GTT sees nothing but growth on the horizon as it pursues task orders via the General Services Administration (GSA). And now, with a seat on a Defense Department contract, the provider can compete with AT&T, CenturyLink, Level 3, and Verizon in the government IT space.
GTT was invited in late 2015 to participate in the U.S. Department of Defense's DISA (Defense Information Systems Agency) services contract to compete for contracts worth up to $4.3 billion.

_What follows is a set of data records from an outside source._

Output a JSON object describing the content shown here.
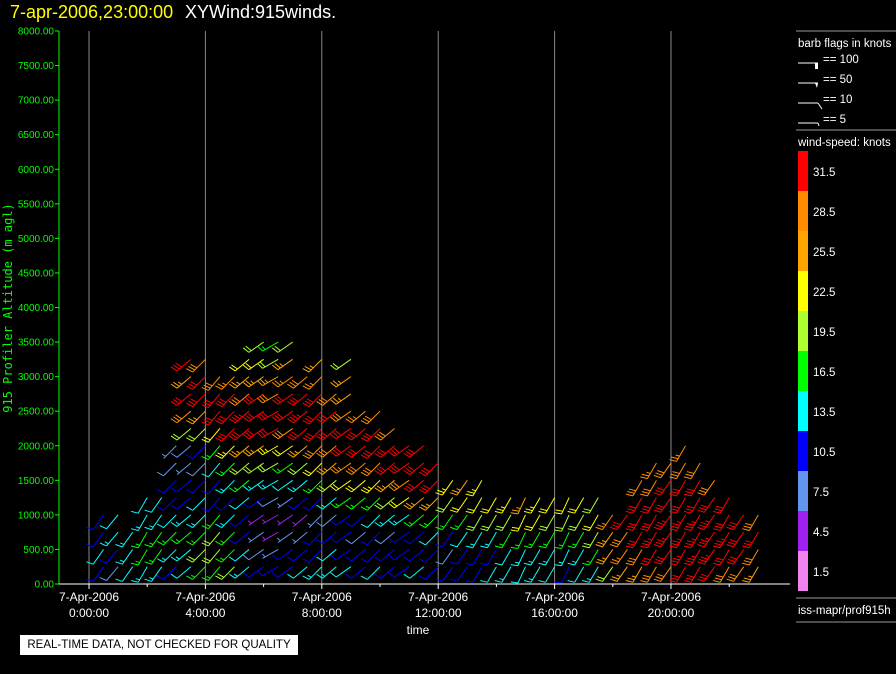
{
  "header": {
    "datetime": "7-apr-2006,23:00:00",
    "product": "XYWind:915winds."
  },
  "notice": "REAL-TIME DATA, NOT CHECKED FOR QUALITY",
  "legend": {
    "barb_title": "barb flags in knots",
    "barb_flags": [
      "== 100",
      "== 50",
      "== 10",
      "== 5"
    ],
    "colorbar_title": "wind-speed: knots",
    "source": "iss-mapr/prof915h"
  },
  "chart_data": {
    "type": "wind-barb",
    "xlabel": "time",
    "ylabel": "915 Profiler Altitude (m agl)",
    "ylim": [
      0,
      8000
    ],
    "yticks": [
      "0.00",
      "500.00",
      "1000.00",
      "1500.00",
      "2000.00",
      "2500.00",
      "3000.00",
      "3500.00",
      "4000.00",
      "4500.00",
      "5000.00",
      "5500.00",
      "6000.00",
      "6500.00",
      "7000.00",
      "7500.00",
      "8000.00"
    ],
    "xlim_hours": [
      -1,
      24
    ],
    "xticks": [
      {
        "date": "7-Apr-2006",
        "time": "0:00:00"
      },
      {
        "date": "7-Apr-2006",
        "time": "4:00:00"
      },
      {
        "date": "7-Apr-2006",
        "time": "8:00:00"
      },
      {
        "date": "7-Apr-2006",
        "time": "12:00:00"
      },
      {
        "date": "7-Apr-2006",
        "time": "16:00:00"
      },
      {
        "date": "7-Apr-2006",
        "time": "20:00:00"
      }
    ],
    "grid": "vertical",
    "colorbar": {
      "labels": [
        "31.5",
        "28.5",
        "25.5",
        "22.5",
        "19.5",
        "16.5",
        "13.5",
        "10.5",
        "7.5",
        "4.5",
        "1.5"
      ],
      "colors": [
        "#ff0000",
        "#ff8c00",
        "#ffa500",
        "#ffff00",
        "#adff2f",
        "#00ff00",
        "#00ffff",
        "#0000ff",
        "#6495ed",
        "#a020f0",
        "#ee82ee"
      ]
    },
    "altitude_start_m": 250,
    "altitude_step_m": 250,
    "profiles": [
      {
        "time": "00:30",
        "dir": 215,
        "speeds": [
          10,
          12,
          11,
          9
        ]
      },
      {
        "time": "01:00",
        "dir": 220,
        "speeds": [
          8,
          11,
          13,
          12
        ]
      },
      {
        "time": "01:30",
        "dir": 215,
        "speeds": [
          12,
          14,
          13
        ]
      },
      {
        "time": "02:00",
        "dir": 210,
        "speeds": [
          14,
          16,
          15,
          13,
          12
        ]
      },
      {
        "time": "02:30",
        "dir": 215,
        "speeds": [
          13,
          15,
          17,
          14,
          12
        ]
      },
      {
        "time": "03:00",
        "dir": 225,
        "speeds": [
          11,
          13,
          16,
          12,
          10,
          9,
          8,
          7
        ]
      },
      {
        "time": "03:30",
        "dir": 230,
        "speeds": [
          12,
          14,
          15,
          13,
          10,
          9,
          6,
          8,
          20,
          28,
          30,
          26,
          31
        ]
      },
      {
        "time": "04:00",
        "dir": 225,
        "speeds": [
          16,
          18,
          17,
          14,
          12,
          10,
          8,
          10,
          18,
          26,
          31,
          30,
          29
        ]
      },
      {
        "time": "04:30",
        "dir": 220,
        "speeds": [
          17,
          20,
          19,
          15,
          11,
          9,
          12,
          16,
          22,
          31,
          32,
          28
        ]
      },
      {
        "time": "05:00",
        "dir": 225,
        "speeds": [
          18,
          16,
          15,
          14,
          10,
          13,
          17,
          23,
          30,
          32,
          31,
          27
        ]
      },
      {
        "time": "05:30",
        "dir": 230,
        "speeds": [
          14,
          12,
          10,
          9,
          12,
          15,
          20,
          26,
          32,
          33,
          28,
          25,
          22
        ]
      },
      {
        "time": "06:00",
        "dir": 235,
        "speeds": [
          10,
          8,
          6,
          5,
          9,
          14,
          19,
          24,
          31,
          32,
          30,
          26,
          22,
          20
        ]
      },
      {
        "time": "06:30",
        "dir": 240,
        "speeds": [
          9,
          7,
          5,
          4,
          8,
          13,
          18,
          23,
          30,
          31,
          29,
          25,
          20,
          15
        ]
      },
      {
        "time": "07:00",
        "dir": 235,
        "speeds": [
          11,
          9,
          6,
          3,
          7,
          12,
          17,
          22,
          28,
          31,
          30,
          27,
          24,
          19
        ]
      },
      {
        "time": "07:30",
        "dir": 230,
        "speeds": [
          12,
          10,
          7,
          5,
          9,
          14,
          19,
          25,
          31,
          33,
          32,
          29
        ]
      },
      {
        "time": "08:00",
        "dir": 225,
        "speeds": [
          13,
          11,
          9,
          7,
          11,
          16,
          22,
          28,
          32,
          31,
          30,
          27,
          25
        ]
      },
      {
        "time": "08:30",
        "dir": 230,
        "speeds": [
          14,
          12,
          10,
          8,
          13,
          18,
          24,
          29,
          31,
          30,
          28
        ]
      },
      {
        "time": "09:00",
        "dir": 235,
        "speeds": [
          12,
          11,
          9,
          10,
          15,
          21,
          27,
          31,
          32,
          29,
          26,
          24,
          20
        ]
      },
      {
        "time": "09:30",
        "dir": 230,
        "speeds": [
          11,
          10,
          8,
          11,
          16,
          22,
          28,
          31,
          30,
          27
        ]
      },
      {
        "time": "10:00",
        "dir": 225,
        "speeds": [
          12,
          10,
          9,
          12,
          17,
          23,
          29,
          32,
          31,
          28
        ]
      },
      {
        "time": "10:30",
        "dir": 230,
        "speeds": [
          10,
          9,
          8,
          13,
          19,
          26,
          31,
          32,
          29
        ]
      },
      {
        "time": "11:00",
        "dir": 235,
        "speeds": [
          11,
          10,
          9,
          14,
          21,
          28,
          32,
          31
        ]
      },
      {
        "time": "11:30",
        "dir": 230,
        "speeds": [
          12,
          10,
          11,
          16,
          24,
          31,
          32,
          30
        ]
      },
      {
        "time": "12:00",
        "dir": 225,
        "speeds": [
          10,
          9,
          12,
          17,
          25,
          31,
          30
        ]
      },
      {
        "time": "12:30",
        "dir": 215,
        "speeds": [
          9,
          8,
          11,
          16,
          20,
          23
        ]
      },
      {
        "time": "13:00",
        "dir": 215,
        "speeds": [
          10,
          9,
          12,
          17,
          21,
          24
        ]
      },
      {
        "time": "13:30",
        "dir": 210,
        "speeds": [
          11,
          10,
          13,
          18,
          22,
          23
        ]
      },
      {
        "time": "14:00",
        "dir": 210,
        "speeds": [
          12,
          11,
          14,
          19,
          22
        ]
      },
      {
        "time": "14:30",
        "dir": 210,
        "speeds": [
          13,
          12,
          15,
          20,
          23
        ]
      },
      {
        "time": "15:00",
        "dir": 205,
        "speeds": [
          12,
          13,
          16,
          21,
          24
        ]
      },
      {
        "time": "15:30",
        "dir": 210,
        "speeds": [
          13,
          14,
          17,
          22,
          23
        ]
      },
      {
        "time": "16:00",
        "dir": 210,
        "speeds": [
          12,
          14,
          16,
          20,
          22
        ]
      },
      {
        "time": "16:30",
        "dir": 205,
        "speeds": [
          11,
          13,
          16,
          19,
          21
        ]
      },
      {
        "time": "17:00",
        "dir": 210,
        "speeds": [
          12,
          14,
          17,
          20,
          22
        ]
      },
      {
        "time": "17:30",
        "dir": 210,
        "speeds": [
          13,
          15,
          18,
          21,
          20
        ]
      },
      {
        "time": "18:00",
        "dir": 215,
        "speeds": [
          20,
          24,
          26,
          27
        ]
      },
      {
        "time": "18:30",
        "dir": 215,
        "speeds": [
          24,
          27,
          29,
          30
        ]
      },
      {
        "time": "19:00",
        "dir": 210,
        "speeds": [
          26,
          29,
          31,
          32,
          30,
          28
        ]
      },
      {
        "time": "19:30",
        "dir": 210,
        "speeds": [
          28,
          31,
          33,
          32,
          31,
          29,
          27
        ]
      },
      {
        "time": "20:00",
        "dir": 215,
        "speeds": [
          29,
          32,
          34,
          33,
          31,
          30,
          28
        ]
      },
      {
        "time": "20:30",
        "dir": 210,
        "speeds": [
          30,
          33,
          35,
          34,
          32,
          30,
          29,
          27
        ]
      },
      {
        "time": "21:00",
        "dir": 210,
        "speeds": [
          31,
          34,
          35,
          33,
          32,
          31,
          28
        ]
      },
      {
        "time": "21:30",
        "dir": 215,
        "speeds": [
          30,
          33,
          34,
          33,
          31,
          29
        ]
      },
      {
        "time": "22:00",
        "dir": 210,
        "speeds": [
          29,
          32,
          33,
          31,
          30
        ]
      },
      {
        "time": "22:30",
        "dir": 215,
        "speeds": [
          28,
          31,
          32,
          30
        ]
      },
      {
        "time": "23:00",
        "dir": 210,
        "speeds": [
          26,
          29,
          30,
          28
        ]
      }
    ]
  }
}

The new contract is focused on providing telecom network solutions and services that support the transmission requirements of DISA's enterprise-level infrastructure.

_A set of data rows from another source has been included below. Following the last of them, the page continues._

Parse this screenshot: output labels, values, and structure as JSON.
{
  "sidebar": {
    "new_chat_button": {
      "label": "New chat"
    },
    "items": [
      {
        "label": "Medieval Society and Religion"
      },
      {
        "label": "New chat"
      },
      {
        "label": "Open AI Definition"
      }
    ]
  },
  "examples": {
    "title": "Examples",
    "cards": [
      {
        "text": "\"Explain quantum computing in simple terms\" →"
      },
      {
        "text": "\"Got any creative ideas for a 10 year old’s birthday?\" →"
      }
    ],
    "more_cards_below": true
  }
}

Through this win, GTT is lined up to compete with AT&T, CenturyLink, Level 3, and Verizon, which also can participate in DISA service task orders.
Rick Calder, CEO of GTT, told FierceTelecom that the service provider has the potential to shake up the status quo of a market traditionally dominated by Tier 1 carriers like AT&T and Verizon.

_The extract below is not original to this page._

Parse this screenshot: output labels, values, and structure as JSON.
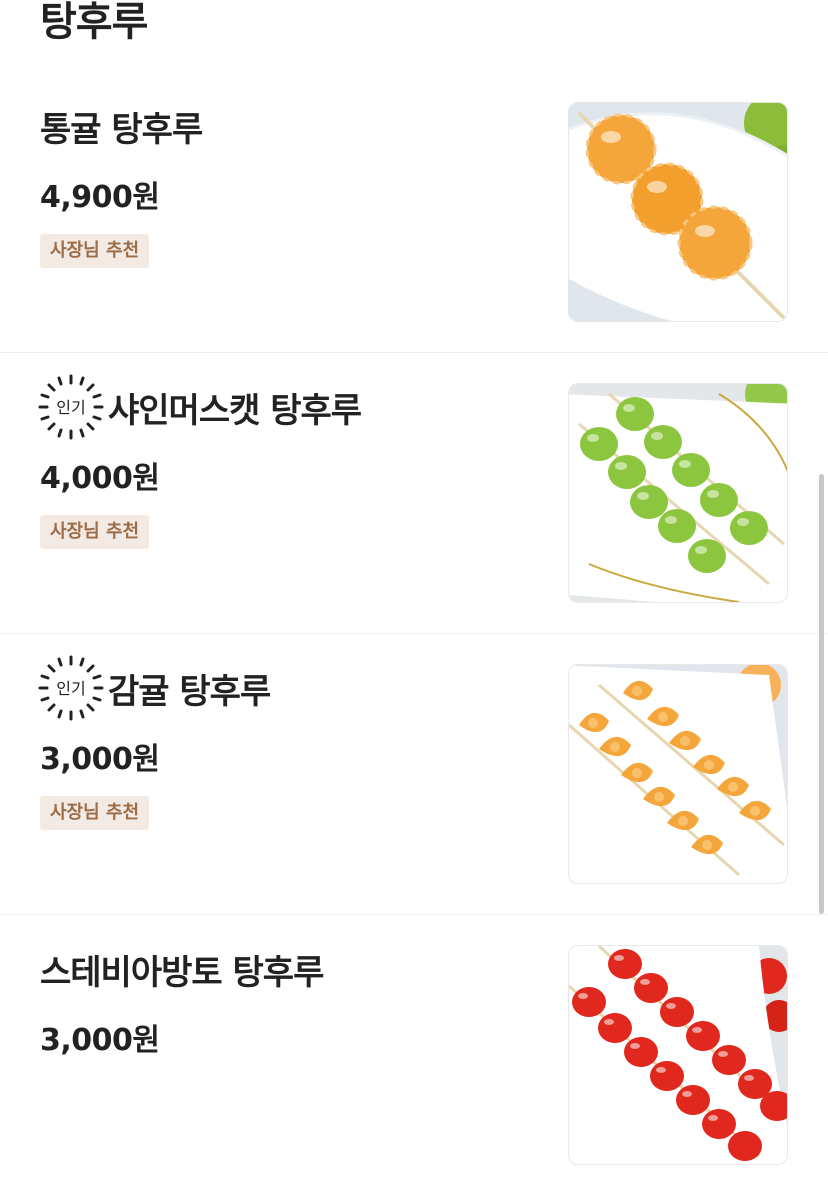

“I hazard to guess the other large players are worried about us,” Calder said. “Most of the other seven bidders were the traditional bidders that were there already and we’re the new player and the only player that has global assets.”
Calder said that unlike the traditional players, GTT has no existing legacy revenue to maintain.
“We think we’re well positioned once the IDIQs [indefinite delivery/indefinite quantity, a contracting term] begin rolling out,” Calder said. “We have almost no share today so it’s not as if we’re looking to protect the existing base, so we’re the attacker.”
The DISA contract is only one element of GTT’s growing public service momentum. Earlier this month, GTT was awarded an Information Technology Schedule 70 contract with the GSA. Schedule 70 is the largest contract acquisition vehicle in the U.S. federal government, providing government agencies with direct access to products and services from over 5,000 industry partners.
Calder said getting a seat on the GSA Schedule 70 schedule will enable it to expand its public services revenue base.
“On the heels of winning the global services contract last year for the Department of Defense, which addresses services outside of U.S., we felt now was the time to take that government team and spend a little more time on domestic agencies,” Calder said. “We do think we now have a nice hunting license to win some business from the domestic civilian agencies.”